EXERCISE AIM:
Find how many lines in this data contain the string "icon". Respond with only that number.

EXCERPTED DATA:
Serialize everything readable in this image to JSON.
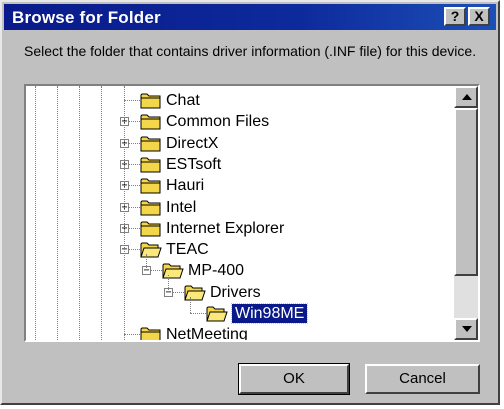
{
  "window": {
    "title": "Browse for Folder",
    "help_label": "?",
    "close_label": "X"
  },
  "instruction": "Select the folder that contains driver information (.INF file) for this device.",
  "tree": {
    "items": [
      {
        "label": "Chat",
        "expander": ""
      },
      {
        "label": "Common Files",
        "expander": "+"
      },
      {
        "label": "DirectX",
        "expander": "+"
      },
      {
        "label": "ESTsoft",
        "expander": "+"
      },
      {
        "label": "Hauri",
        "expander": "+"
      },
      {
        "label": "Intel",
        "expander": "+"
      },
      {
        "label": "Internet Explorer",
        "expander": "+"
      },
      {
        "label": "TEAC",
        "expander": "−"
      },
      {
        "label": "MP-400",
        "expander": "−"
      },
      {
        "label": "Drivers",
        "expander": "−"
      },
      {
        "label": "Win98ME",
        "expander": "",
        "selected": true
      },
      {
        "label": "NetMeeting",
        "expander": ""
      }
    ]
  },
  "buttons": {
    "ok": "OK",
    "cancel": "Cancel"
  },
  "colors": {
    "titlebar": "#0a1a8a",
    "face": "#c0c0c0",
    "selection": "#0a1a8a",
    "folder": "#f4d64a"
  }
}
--
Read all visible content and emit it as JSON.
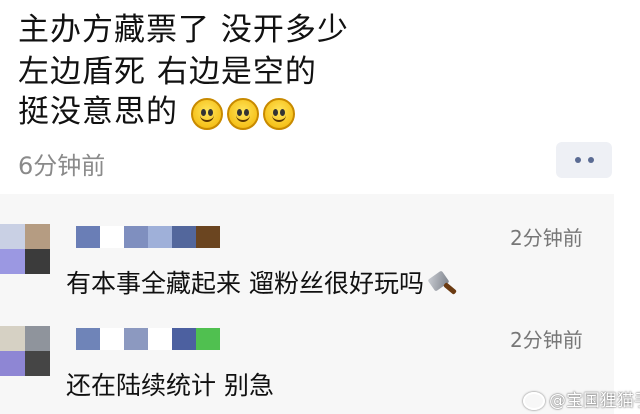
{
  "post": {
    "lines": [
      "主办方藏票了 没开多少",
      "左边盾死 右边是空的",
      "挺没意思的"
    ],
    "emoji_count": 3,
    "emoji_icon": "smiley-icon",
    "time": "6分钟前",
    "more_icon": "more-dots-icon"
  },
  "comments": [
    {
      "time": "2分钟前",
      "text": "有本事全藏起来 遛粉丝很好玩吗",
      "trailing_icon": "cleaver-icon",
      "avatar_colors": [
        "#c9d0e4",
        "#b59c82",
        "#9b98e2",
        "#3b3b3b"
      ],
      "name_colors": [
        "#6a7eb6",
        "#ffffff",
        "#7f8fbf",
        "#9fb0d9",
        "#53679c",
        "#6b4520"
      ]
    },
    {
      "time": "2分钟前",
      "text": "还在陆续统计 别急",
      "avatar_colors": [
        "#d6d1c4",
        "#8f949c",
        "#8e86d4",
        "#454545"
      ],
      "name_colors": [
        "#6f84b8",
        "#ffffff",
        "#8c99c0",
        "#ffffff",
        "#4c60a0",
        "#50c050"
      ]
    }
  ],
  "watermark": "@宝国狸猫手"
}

ANSWER SPACE:
3